Artist’s website: https://www.sethlakeman.co.uk/

‘Divided We Will Fall’:

KATHRYN ROBERTS & SEAN LAKEMAN – Personae (Iscream Music ISCD16)

PersonaeI enjoyed Kathryn and Sean’s previous album mostly on an intellectual level. Whatever they have been doing since has had an energising effect – perhaps Kathryn’s experience with Fotheringay has something to do with it – but Personae absolutely bubbles with energy and a sense of fun in the choice of subjects to write about.

The set opens with ‘The Knight’s Ghost’, a ballad of tragic death and spectral visitation.
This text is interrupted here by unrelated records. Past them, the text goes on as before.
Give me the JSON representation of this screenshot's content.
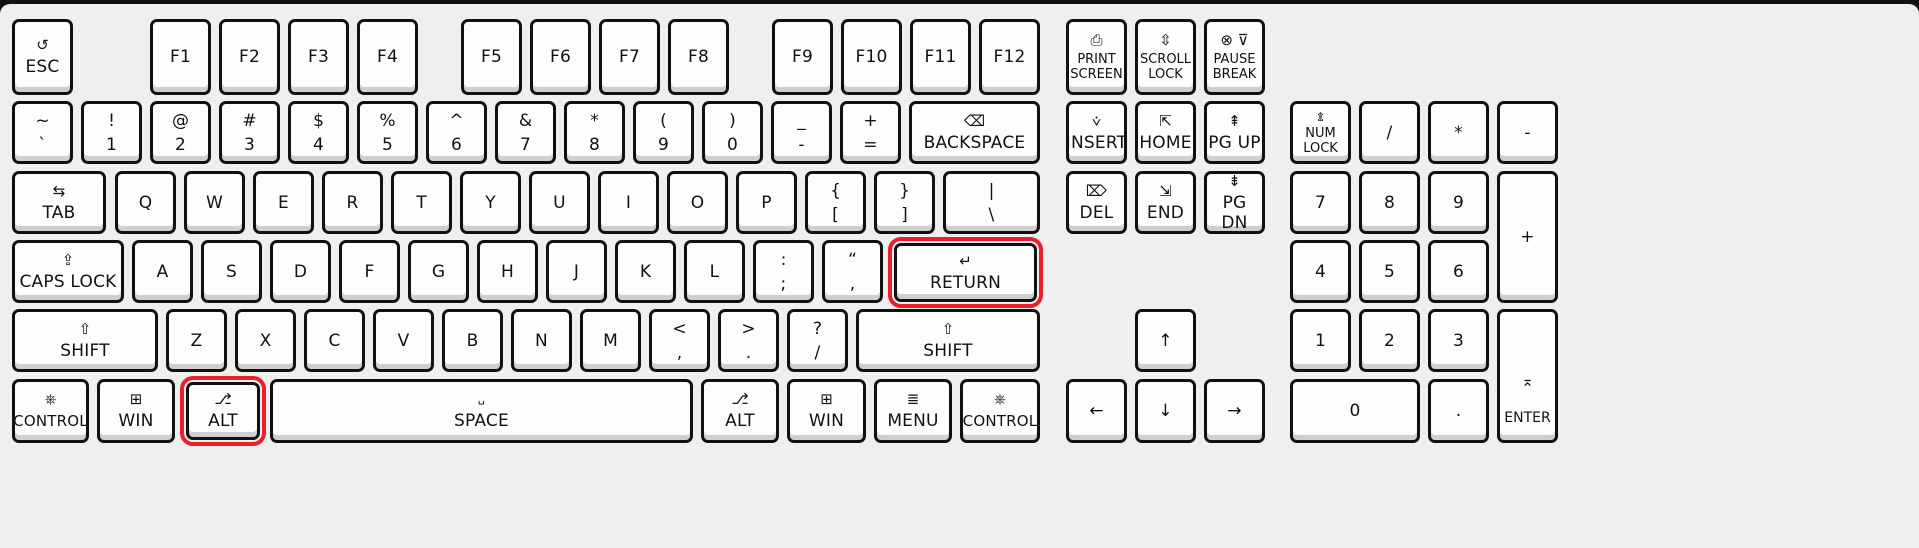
{
  "keyboard": {
    "highlight_color": "#e8202a",
    "function_row": [
      {
        "id": "esc",
        "icon": "↺",
        "label": "ESC"
      },
      {
        "id": "f1",
        "label": "F1"
      },
      {
        "id": "f2",
        "label": "F2"
      },
      {
        "id": "f3",
        "label": "F3"
      },
      {
        "id": "f4",
        "label": "F4"
      },
      {
        "id": "f5",
        "label": "F5"
      },
      {
        "id": "f6",
        "label": "F6"
      },
      {
        "id": "f7",
        "label": "F7"
      },
      {
        "id": "f8",
        "label": "F8"
      },
      {
        "id": "f9",
        "label": "F9"
      },
      {
        "id": "f10",
        "label": "F10"
      },
      {
        "id": "f11",
        "label": "F11"
      },
      {
        "id": "f12",
        "label": "F12"
      },
      {
        "id": "print-screen",
        "icon": "⎙",
        "label1": "PRINT",
        "label2": "SCREEN"
      },
      {
        "id": "scroll-lock",
        "icon": "⇳",
        "label1": "SCROLL",
        "label2": "LOCK"
      },
      {
        "id": "pause-break",
        "icon": "⊗ ⊽",
        "label1": "PAUSE",
        "label2": "BREAK"
      }
    ],
    "number_row": [
      {
        "id": "backtick",
        "top": "~",
        "main": "`"
      },
      {
        "id": "1",
        "top": "!",
        "main": "1"
      },
      {
        "id": "2",
        "top": "@",
        "main": "2"
      },
      {
        "id": "3",
        "top": "#",
        "main": "3"
      },
      {
        "id": "4",
        "top": "$",
        "main": "4"
      },
      {
        "id": "5",
        "top": "%",
        "main": "5"
      },
      {
        "id": "6",
        "top": "^",
        "main": "6"
      },
      {
        "id": "7",
        "top": "&",
        "main": "7"
      },
      {
        "id": "8",
        "top": "*",
        "main": "8"
      },
      {
        "id": "9",
        "top": "(",
        "main": "9"
      },
      {
        "id": "0",
        "top": ")",
        "main": "0"
      },
      {
        "id": "minus",
        "top": "_",
        "main": "-"
      },
      {
        "id": "equals",
        "top": "+",
        "main": "="
      },
      {
        "id": "backspace",
        "icon": "⌫",
        "label": "BACKSPACE"
      }
    ],
    "qwerty_row": [
      {
        "id": "tab",
        "icon": "⇆",
        "label": "TAB"
      },
      {
        "id": "q",
        "label": "Q"
      },
      {
        "id": "w",
        "label": "W"
      },
      {
        "id": "e",
        "label": "E"
      },
      {
        "id": "r",
        "label": "R"
      },
      {
        "id": "t",
        "label": "T"
      },
      {
        "id": "y",
        "label": "Y"
      },
      {
        "id": "u",
        "label": "U"
      },
      {
        "id": "i",
        "label": "I"
      },
      {
        "id": "o",
        "label": "O"
      },
      {
        "id": "p",
        "label": "P"
      },
      {
        "id": "lbracket",
        "top": "{",
        "main": "["
      },
      {
        "id": "rbracket",
        "top": "}",
        "main": "]"
      },
      {
        "id": "backslash",
        "top": "|",
        "main": "\\"
      }
    ],
    "home_row": [
      {
        "id": "caps-lock",
        "icon": "⇪",
        "label": "CAPS LOCK"
      },
      {
        "id": "a",
        "label": "A"
      },
      {
        "id": "s",
        "label": "S"
      },
      {
        "id": "d",
        "label": "D"
      },
      {
        "id": "f",
        "label": "F"
      },
      {
        "id": "g",
        "label": "G"
      },
      {
        "id": "h",
        "label": "H"
      },
      {
        "id": "j",
        "label": "J"
      },
      {
        "id": "k",
        "label": "K"
      },
      {
        "id": "l",
        "label": "L"
      },
      {
        "id": "semicolon",
        "top": ":",
        "main": ";"
      },
      {
        "id": "quote",
        "top": "“",
        "main": ","
      },
      {
        "id": "return",
        "icon": "↵",
        "label": "RETURN",
        "highlighted": true
      }
    ],
    "shift_row": [
      {
        "id": "left-shift",
        "icon": "⇧",
        "label": "SHIFT"
      },
      {
        "id": "z",
        "label": "Z"
      },
      {
        "id": "x",
        "label": "X"
      },
      {
        "id": "c",
        "label": "C"
      },
      {
        "id": "v",
        "label": "V"
      },
      {
        "id": "b",
        "label": "B"
      },
      {
        "id": "n",
        "label": "N"
      },
      {
        "id": "m",
        "label": "M"
      },
      {
        "id": "comma",
        "top": "<",
        "main": ","
      },
      {
        "id": "period",
        "top": ">",
        "main": "."
      },
      {
        "id": "slash",
        "top": "?",
        "main": "/"
      },
      {
        "id": "right-shift",
        "icon": "⇧",
        "label": "SHIFT"
      }
    ],
    "bottom_row": [
      {
        "id": "left-control",
        "icon": "⎈",
        "label": "CONTROL"
      },
      {
        "id": "left-win",
        "icon": "⊞",
        "label": "WIN"
      },
      {
        "id": "left-alt",
        "icon": "⎇",
        "label": "ALT",
        "highlighted": true
      },
      {
        "id": "space",
        "icon": "␣",
        "label": "SPACE"
      },
      {
        "id": "right-alt",
        "icon": "⎇",
        "label": "ALT"
      },
      {
        "id": "right-win",
        "icon": "⊞",
        "label": "WIN"
      },
      {
        "id": "menu",
        "icon": "≣",
        "label": "MENU"
      },
      {
        "id": "right-control",
        "icon": "⎈",
        "label": "CONTROL"
      }
    ],
    "nav_cluster": [
      {
        "id": "insert",
        "icon": "⩒",
        "label": "INSERT"
      },
      {
        "id": "home",
        "icon": "⇱",
        "label": "HOME"
      },
      {
        "id": "page-up",
        "icon": "⇞",
        "label": "PG UP"
      },
      {
        "id": "delete",
        "icon": "⌦",
        "label": "DEL"
      },
      {
        "id": "end",
        "icon": "⇲",
        "label": "END"
      },
      {
        "id": "page-down",
        "icon": "⇟",
        "label": "PG DN"
      }
    ],
    "arrows": [
      {
        "id": "up",
        "label": "↑"
      },
      {
        "id": "left",
        "label": "←"
      },
      {
        "id": "down",
        "label": "↓"
      },
      {
        "id": "right",
        "label": "→"
      }
    ],
    "numpad": [
      {
        "id": "num-lock",
        "icon": "⇭",
        "label1": "NUM",
        "label2": "LOCK"
      },
      {
        "id": "num-divide",
        "label": "/"
      },
      {
        "id": "num-multiply",
        "label": "*"
      },
      {
        "id": "num-minus",
        "label": "-"
      },
      {
        "id": "num-7",
        "label": "7"
      },
      {
        "id": "num-8",
        "label": "8"
      },
      {
        "id": "num-9",
        "label": "9"
      },
      {
        "id": "num-plus",
        "label": "+"
      },
      {
        "id": "num-4",
        "label": "4"
      },
      {
        "id": "num-5",
        "label": "5"
      },
      {
        "id": "num-6",
        "label": "6"
      },
      {
        "id": "num-1",
        "label": "1"
      },
      {
        "id": "num-2",
        "label": "2"
      },
      {
        "id": "num-3",
        "label": "3"
      },
      {
        "id": "num-enter",
        "icon": "⌅",
        "label": "ENTER"
      },
      {
        "id": "num-0",
        "label": "0"
      },
      {
        "id": "num-decimal",
        "label": "."
      }
    ]
  }
}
This is glorious, pure folk-rock with a guest appearance by Sam Kelly and the album can never look back from this point. Now the gentle, thoughtful ‘Independence’, about the relationship between mothers and daughters, stands as a contrast to its boisterous predecessor. Comparison has been drawn with Kate Bush and there is something in that and with hindsight there is hint of Sandy Denny in the melody. ‘Tribute Of Hands’ is another original about the founding of the city of Antwerp. You may ask why until you hear it – what a great story. Sean’s guitar leads here as it does on the opener.
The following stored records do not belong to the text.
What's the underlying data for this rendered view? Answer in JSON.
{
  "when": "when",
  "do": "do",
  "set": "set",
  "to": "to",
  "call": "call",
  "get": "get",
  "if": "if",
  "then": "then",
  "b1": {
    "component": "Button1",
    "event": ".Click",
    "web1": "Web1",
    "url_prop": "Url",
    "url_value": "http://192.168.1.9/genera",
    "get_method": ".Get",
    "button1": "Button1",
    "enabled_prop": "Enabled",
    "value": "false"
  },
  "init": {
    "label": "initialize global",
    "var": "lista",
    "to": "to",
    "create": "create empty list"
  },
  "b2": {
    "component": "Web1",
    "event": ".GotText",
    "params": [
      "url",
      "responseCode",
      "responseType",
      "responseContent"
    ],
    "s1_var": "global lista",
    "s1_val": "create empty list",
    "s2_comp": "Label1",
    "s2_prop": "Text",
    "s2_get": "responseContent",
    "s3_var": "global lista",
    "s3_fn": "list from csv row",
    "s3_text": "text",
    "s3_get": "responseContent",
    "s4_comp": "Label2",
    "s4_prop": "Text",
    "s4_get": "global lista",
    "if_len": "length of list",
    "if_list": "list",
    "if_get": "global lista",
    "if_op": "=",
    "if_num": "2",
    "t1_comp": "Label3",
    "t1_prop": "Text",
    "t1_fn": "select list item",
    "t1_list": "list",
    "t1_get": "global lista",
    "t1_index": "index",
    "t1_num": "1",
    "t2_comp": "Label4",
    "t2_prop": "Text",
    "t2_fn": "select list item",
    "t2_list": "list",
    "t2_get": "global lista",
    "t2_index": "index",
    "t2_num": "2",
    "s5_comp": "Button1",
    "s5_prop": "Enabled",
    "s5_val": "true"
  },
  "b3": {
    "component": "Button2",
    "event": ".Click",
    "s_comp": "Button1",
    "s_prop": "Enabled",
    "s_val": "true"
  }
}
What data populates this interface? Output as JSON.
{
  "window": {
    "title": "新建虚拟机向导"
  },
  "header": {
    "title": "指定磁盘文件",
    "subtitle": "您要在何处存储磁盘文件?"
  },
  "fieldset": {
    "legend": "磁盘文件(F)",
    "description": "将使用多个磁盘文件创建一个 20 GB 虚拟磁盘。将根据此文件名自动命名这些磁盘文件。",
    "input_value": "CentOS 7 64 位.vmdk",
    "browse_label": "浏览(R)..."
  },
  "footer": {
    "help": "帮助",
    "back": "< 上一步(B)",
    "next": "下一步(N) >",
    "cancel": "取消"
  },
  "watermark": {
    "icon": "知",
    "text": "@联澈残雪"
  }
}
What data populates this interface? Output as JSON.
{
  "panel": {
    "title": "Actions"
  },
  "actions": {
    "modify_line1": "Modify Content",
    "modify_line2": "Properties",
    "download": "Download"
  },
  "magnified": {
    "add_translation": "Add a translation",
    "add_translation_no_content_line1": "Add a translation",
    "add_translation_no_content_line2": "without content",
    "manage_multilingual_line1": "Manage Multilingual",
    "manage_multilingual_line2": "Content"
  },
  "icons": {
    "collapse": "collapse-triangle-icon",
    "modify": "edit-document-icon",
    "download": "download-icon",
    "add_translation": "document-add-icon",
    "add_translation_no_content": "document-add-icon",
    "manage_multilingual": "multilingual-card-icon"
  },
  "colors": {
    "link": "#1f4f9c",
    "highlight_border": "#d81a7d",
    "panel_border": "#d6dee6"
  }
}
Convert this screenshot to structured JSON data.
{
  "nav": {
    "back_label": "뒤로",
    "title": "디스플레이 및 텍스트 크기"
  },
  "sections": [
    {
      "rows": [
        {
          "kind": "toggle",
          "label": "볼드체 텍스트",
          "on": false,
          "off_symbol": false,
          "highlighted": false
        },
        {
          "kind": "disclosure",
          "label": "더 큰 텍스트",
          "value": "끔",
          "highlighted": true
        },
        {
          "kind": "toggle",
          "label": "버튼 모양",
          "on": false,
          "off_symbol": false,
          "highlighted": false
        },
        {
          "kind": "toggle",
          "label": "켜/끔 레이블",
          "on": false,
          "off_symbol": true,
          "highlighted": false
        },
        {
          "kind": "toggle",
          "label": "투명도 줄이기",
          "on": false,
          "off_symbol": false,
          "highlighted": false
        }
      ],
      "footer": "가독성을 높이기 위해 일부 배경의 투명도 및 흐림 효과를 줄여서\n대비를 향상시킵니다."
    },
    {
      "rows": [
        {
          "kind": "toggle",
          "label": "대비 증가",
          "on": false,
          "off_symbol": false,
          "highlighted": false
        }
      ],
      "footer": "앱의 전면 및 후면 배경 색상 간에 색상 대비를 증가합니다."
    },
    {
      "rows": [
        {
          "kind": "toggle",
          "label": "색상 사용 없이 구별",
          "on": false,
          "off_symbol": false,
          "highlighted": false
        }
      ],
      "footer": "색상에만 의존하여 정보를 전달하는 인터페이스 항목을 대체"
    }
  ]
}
Next is the album’s only cover, Sandy Denny’s ‘Solo’. Kathryn starts almost in imitation of Sandy with just piano until Sean’s acoustic guitar joins in but as the song builds she makes it her own. ‘The Poison Club’ is a light-hearted ragtime tribute to various popular narcotics but the chorus carries a warning, “once you’re a member you’ll never have enough”. We are back in history for ‘The Street Of The Cats Who Dance’, another fairly gruesome tale.
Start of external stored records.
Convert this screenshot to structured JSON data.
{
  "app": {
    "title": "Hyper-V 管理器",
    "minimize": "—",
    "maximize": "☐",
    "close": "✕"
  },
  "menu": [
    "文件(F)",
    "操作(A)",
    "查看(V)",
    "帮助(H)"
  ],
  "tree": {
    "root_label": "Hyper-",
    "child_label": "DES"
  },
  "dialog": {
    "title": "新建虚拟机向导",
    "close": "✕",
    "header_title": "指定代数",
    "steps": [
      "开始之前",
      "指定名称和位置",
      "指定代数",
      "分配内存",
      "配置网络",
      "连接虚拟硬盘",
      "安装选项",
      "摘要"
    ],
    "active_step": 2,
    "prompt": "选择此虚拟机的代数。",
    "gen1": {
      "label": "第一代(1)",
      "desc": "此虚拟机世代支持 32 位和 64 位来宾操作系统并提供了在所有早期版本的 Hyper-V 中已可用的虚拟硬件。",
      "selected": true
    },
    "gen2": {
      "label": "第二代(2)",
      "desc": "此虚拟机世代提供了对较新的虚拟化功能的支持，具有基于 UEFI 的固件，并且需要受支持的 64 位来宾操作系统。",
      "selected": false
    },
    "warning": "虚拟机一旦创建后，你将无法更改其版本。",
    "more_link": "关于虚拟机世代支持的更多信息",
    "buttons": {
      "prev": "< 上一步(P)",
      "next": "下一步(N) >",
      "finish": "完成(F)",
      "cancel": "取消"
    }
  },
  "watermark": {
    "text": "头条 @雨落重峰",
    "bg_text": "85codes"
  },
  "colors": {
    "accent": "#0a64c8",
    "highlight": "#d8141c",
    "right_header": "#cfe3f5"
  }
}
The other traditional song is ‘Boney’s Defeat’ which, under a variety of titles, has recently regained popularity. It’s a favourite of mine and Kathryn’s multi-tracked unaccompanied vocal is a tiny tour de force. With a knowing smile, I’m sure, they follow it with ‘Old, Old, Old’, the story of St. Helena’s oldest inhabitant, a giant tortoise. History missed a trick here as Napoleon died a decade before Jonathan was hatched. Finally we have the very Denny-ish ‘Goddess Made Flesh’. It meditates on artistes who died young and, though you can draw parallels with Sandy’s fate, for my money Amy Winehouse is a more realistic inspiration.

In my humble opinion, as they say, Personae is Kathryn and Sean’s best work to date.

Dai Jeffries

Artists’ website: www.kathrynrobertsandseanlakeman.com

‘The Knight’s Ghost’ – official audio: